It was odd to have four off days in a training environment. I was so accustomed to more restriction, however I needed to constantly remind myself that I was now an AMEDD Officer, which was much different the NCO I once was.
We kicked off week 2 day 1 with PT (more PRT). I was starting to realize the bizarre weather that Oklahoma presents. At one moment, the weather will be a manageable 32 degrees, the next the wind is blowing at 20 miles an hour, piercing through the uniform. This was the norm for rest of training. After PT we traveled to the CIF (Central Issue Facility) to receive our TA-50 (field gear) necessary for the training we’d be conducting on week three. Upon return, we received our gas masks (yay).
Day 2 consisted of more PT and more classes
Day 3 we marched over to “4700”, the welcoming center for Ft. Sill. Here we received our ID cards, spoke with finance, DEERS (Insurance), travel, transportation, etc. Soldiers will all become familiar with the aforementioned systems as they make up the Army’s Human Resources, if you will. It felt nice to have a CAC card again, so that I’d finally be able to access online military mediums. Upon completion, Soldiers were transported to the hospital to medially in-process.
Those who needed vaccinations received them, and those who had received vaccinations without paperwork, still received them. The military struggles to access various health records, rendering some troops frustrated with receive more than one dose of various vaccinations.
Day 4 we received more classes and PT

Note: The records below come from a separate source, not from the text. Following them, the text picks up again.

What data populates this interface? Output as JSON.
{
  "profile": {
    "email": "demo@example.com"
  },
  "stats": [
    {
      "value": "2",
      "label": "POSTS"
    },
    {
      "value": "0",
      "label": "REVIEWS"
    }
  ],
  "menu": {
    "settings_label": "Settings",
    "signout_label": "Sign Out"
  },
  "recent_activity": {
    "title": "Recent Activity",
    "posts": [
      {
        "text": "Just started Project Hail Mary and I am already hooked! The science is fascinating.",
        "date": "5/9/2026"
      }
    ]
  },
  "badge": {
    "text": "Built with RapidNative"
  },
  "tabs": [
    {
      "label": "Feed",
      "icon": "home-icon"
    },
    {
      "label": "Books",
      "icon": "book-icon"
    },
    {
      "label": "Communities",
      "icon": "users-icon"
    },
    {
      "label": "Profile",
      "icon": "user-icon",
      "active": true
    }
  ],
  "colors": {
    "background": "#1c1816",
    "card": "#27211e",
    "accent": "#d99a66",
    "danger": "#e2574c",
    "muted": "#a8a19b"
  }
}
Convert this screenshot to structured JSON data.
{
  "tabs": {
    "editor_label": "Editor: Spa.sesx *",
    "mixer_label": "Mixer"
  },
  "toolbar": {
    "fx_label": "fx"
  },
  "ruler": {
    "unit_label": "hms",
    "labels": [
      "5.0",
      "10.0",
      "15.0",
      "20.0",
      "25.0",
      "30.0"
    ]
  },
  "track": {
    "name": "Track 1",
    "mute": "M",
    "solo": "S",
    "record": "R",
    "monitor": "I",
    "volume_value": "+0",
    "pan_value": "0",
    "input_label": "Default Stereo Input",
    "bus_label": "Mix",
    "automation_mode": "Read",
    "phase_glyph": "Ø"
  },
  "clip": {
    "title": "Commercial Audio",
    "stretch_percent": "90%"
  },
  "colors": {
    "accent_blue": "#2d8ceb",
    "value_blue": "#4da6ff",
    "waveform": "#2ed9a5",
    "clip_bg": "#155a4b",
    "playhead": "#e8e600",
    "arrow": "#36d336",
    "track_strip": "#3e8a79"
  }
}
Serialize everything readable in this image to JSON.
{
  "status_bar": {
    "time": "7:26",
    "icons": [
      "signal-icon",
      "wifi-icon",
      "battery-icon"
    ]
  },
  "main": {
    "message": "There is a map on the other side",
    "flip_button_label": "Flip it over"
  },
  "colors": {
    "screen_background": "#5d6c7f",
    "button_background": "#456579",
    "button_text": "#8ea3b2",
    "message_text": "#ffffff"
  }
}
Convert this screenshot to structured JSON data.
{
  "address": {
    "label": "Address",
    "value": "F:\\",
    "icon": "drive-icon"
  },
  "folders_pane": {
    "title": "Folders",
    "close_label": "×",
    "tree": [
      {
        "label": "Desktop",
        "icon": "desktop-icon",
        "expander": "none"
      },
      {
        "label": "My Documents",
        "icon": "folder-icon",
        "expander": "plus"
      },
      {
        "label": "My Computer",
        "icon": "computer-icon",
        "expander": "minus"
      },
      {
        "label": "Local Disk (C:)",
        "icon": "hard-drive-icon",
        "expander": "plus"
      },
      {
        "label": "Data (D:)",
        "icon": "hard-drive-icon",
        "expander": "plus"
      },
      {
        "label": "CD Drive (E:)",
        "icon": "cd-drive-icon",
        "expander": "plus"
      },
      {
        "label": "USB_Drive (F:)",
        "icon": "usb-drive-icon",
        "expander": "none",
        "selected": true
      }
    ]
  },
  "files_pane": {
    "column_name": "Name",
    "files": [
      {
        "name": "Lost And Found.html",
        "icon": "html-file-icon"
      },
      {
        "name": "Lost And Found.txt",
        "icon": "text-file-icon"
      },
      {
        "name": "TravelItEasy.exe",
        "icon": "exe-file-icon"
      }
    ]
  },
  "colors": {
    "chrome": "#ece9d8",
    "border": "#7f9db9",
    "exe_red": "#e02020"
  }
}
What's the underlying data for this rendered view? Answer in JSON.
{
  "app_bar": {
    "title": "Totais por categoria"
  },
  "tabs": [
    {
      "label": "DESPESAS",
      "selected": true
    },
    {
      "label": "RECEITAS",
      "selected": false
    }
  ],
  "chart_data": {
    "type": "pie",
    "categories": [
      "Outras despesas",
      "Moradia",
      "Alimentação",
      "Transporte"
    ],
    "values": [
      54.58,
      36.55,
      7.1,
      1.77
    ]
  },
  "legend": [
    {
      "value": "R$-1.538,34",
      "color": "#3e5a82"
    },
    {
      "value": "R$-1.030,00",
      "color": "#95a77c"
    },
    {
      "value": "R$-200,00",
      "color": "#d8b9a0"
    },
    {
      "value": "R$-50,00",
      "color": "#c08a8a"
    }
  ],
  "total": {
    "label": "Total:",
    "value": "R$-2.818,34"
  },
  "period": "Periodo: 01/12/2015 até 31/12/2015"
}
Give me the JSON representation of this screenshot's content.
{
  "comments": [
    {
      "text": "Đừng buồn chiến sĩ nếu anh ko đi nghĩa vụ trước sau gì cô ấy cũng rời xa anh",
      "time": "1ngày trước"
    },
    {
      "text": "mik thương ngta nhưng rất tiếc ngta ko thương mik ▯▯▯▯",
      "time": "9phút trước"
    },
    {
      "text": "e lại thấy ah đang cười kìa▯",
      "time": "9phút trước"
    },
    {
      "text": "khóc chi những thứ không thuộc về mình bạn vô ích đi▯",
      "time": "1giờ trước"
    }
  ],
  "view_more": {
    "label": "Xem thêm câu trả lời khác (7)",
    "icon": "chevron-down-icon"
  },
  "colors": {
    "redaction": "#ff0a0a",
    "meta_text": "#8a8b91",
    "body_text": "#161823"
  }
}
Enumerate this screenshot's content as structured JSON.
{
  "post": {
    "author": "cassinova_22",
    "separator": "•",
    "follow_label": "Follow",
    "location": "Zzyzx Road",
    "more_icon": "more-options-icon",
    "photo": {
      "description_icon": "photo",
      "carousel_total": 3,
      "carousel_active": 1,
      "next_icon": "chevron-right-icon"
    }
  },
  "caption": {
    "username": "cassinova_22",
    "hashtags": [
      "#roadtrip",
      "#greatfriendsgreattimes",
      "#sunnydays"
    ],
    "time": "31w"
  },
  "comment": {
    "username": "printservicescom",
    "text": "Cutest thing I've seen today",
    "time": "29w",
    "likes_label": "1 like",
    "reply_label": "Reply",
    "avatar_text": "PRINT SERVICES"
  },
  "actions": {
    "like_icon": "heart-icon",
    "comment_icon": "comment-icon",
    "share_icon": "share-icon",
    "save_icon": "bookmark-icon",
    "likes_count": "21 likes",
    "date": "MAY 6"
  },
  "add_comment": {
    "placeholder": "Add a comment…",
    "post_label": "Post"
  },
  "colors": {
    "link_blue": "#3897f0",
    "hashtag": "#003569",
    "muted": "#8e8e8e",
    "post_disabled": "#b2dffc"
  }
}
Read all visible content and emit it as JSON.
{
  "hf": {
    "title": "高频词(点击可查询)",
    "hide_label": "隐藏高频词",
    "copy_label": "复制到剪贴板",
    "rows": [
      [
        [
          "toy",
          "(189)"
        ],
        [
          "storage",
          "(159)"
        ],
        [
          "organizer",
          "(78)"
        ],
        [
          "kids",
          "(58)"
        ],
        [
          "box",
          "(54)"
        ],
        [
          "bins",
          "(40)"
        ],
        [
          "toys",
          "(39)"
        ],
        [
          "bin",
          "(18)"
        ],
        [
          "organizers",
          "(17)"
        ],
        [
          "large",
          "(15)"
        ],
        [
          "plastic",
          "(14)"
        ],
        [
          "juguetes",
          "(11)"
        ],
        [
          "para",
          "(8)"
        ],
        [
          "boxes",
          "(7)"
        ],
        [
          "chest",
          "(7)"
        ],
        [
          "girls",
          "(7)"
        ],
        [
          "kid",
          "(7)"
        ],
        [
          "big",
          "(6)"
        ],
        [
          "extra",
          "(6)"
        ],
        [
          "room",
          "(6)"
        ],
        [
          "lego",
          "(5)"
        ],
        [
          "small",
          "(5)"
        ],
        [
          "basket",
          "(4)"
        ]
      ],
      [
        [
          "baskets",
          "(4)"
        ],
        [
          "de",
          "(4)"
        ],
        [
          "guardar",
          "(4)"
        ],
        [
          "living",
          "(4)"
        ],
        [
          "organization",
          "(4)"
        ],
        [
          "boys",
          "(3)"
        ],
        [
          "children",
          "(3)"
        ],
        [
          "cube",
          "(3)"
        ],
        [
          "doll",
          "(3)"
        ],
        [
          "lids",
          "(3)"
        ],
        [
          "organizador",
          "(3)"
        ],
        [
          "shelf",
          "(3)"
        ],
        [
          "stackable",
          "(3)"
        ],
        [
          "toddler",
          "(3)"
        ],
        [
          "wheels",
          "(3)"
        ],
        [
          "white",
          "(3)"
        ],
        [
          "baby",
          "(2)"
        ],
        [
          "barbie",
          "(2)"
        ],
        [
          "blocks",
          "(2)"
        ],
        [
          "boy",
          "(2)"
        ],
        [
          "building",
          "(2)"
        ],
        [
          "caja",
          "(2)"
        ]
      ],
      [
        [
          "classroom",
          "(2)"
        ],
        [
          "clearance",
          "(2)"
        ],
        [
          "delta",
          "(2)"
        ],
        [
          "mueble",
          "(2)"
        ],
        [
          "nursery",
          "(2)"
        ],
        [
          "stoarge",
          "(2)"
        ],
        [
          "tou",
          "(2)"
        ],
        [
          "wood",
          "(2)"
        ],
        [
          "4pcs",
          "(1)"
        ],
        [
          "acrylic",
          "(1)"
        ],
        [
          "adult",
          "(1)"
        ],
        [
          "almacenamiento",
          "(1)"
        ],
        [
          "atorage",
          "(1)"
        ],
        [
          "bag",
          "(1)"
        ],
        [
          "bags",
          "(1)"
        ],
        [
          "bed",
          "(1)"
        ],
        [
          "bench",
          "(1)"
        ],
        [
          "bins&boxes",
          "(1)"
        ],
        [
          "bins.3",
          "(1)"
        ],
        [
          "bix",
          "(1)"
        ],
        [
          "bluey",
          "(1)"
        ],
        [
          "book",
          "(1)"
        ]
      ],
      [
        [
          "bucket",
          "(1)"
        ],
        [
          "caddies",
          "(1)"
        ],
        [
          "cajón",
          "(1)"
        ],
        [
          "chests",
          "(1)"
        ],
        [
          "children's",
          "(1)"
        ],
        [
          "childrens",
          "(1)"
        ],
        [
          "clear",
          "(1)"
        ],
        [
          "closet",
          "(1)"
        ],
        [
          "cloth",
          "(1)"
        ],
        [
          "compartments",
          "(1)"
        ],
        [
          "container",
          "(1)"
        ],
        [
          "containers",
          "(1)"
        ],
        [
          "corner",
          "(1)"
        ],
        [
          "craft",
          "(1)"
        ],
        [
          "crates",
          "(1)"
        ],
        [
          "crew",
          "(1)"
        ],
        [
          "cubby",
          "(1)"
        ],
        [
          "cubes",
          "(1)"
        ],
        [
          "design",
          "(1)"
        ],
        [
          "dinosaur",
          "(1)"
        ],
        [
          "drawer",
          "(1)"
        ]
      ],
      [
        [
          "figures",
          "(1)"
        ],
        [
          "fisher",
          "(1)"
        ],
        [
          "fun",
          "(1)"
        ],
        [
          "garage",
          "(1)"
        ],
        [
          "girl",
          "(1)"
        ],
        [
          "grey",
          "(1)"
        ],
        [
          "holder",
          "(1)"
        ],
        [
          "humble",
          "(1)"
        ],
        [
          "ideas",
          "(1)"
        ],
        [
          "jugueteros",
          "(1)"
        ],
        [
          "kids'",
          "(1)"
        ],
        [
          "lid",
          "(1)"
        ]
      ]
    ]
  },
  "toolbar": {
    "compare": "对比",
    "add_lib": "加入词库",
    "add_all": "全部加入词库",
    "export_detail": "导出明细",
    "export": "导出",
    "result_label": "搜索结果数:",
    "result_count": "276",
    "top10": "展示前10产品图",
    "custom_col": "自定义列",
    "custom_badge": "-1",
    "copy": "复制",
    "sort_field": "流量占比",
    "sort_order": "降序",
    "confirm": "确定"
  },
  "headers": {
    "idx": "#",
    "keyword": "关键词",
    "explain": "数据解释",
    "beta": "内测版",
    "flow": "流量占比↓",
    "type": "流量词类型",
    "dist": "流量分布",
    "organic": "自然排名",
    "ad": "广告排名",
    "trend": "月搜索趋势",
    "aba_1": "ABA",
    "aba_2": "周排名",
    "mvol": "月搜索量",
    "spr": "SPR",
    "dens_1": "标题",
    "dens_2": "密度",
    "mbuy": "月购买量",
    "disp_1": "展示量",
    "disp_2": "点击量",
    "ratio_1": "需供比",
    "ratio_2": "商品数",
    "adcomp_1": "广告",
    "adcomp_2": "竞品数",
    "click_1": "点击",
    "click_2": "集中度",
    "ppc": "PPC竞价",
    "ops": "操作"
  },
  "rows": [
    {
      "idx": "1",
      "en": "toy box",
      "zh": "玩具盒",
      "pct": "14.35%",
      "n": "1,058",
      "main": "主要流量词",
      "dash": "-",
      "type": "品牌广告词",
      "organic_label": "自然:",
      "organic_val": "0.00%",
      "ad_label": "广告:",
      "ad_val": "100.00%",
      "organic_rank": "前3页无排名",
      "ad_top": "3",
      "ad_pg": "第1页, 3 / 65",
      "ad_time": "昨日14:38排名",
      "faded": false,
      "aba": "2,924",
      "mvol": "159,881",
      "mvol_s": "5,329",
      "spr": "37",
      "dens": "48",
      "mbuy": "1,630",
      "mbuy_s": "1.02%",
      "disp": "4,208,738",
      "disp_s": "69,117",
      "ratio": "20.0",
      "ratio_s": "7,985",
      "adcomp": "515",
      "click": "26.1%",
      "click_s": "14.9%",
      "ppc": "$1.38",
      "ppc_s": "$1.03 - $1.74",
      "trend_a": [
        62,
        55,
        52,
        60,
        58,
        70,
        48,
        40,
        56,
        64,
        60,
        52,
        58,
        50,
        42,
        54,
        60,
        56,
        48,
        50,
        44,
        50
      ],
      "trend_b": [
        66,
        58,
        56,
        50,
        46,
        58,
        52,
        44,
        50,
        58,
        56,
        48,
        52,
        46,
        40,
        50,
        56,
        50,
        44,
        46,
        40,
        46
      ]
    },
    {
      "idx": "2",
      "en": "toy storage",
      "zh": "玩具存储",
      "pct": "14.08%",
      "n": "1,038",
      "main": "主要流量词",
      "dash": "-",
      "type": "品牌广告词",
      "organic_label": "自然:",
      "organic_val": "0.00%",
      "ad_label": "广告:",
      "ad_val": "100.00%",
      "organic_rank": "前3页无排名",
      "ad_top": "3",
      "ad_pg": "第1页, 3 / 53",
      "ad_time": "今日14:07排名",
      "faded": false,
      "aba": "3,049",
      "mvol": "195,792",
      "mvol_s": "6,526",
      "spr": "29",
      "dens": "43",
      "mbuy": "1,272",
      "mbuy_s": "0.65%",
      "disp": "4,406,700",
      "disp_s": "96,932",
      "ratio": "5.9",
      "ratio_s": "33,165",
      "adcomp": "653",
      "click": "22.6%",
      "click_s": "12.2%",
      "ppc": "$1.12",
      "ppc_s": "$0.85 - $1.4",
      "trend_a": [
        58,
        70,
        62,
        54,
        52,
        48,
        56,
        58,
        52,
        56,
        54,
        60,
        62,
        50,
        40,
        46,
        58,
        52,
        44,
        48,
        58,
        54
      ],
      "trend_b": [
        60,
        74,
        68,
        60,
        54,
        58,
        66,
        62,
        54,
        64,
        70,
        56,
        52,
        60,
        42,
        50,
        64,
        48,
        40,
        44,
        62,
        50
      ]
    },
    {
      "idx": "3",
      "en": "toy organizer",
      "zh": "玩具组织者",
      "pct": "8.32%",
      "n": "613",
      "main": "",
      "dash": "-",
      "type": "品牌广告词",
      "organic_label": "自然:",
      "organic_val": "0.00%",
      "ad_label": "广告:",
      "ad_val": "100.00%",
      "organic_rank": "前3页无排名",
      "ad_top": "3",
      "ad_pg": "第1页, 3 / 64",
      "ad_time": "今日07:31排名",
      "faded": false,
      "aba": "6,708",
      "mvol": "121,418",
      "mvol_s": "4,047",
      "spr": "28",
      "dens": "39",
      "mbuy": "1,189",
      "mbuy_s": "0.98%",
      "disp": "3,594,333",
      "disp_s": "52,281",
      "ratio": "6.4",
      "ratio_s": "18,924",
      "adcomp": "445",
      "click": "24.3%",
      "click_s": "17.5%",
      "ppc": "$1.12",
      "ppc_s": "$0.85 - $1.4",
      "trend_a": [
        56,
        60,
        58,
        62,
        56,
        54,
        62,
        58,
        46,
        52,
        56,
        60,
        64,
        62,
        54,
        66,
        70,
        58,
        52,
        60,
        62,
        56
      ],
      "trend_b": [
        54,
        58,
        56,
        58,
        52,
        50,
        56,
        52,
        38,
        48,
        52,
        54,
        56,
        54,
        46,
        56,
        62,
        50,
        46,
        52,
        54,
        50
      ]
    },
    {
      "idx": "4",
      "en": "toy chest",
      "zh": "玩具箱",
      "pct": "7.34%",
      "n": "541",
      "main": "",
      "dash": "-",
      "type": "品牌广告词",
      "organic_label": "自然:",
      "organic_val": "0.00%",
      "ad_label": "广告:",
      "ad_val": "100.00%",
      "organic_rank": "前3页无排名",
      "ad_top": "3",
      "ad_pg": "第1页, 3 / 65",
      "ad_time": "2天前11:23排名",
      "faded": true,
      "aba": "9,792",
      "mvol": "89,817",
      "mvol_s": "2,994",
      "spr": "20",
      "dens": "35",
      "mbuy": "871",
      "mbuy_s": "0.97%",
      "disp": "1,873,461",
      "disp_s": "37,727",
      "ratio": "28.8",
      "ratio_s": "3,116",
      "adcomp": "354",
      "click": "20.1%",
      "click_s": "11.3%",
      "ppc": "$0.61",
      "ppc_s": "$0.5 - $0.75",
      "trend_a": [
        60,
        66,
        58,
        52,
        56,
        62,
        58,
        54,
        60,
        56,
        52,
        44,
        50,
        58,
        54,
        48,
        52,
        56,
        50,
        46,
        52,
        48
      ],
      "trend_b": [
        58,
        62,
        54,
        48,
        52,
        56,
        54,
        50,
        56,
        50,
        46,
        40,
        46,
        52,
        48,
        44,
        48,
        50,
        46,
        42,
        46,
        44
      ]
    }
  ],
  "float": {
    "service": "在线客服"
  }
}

Day 5, again, was more classes with an emphasis on shooting and land navigation. I volunteered to lead a group of soldiers through land-nav as I am moderately equipped with the knowledge to navigate a terrain.
Day 6 we a free day, which allowed my roommate and I to go to various on-post buildings to receive necessary services. I turned in my NCO Dress Blues to have them modified into Officer Dress Blues – another good chunk of change to meet the Army’s needs. All Commissioned Officers are responsible for the purchase of their clothing, which quickly added up over the span of the course.
Day 7 was Sunday, which allowed for religious accommodations. The next week was “field week”, where we would spend the majority of the time in the (wait for it) field. I was anticipating this week, as the drawl of classes had become tiring.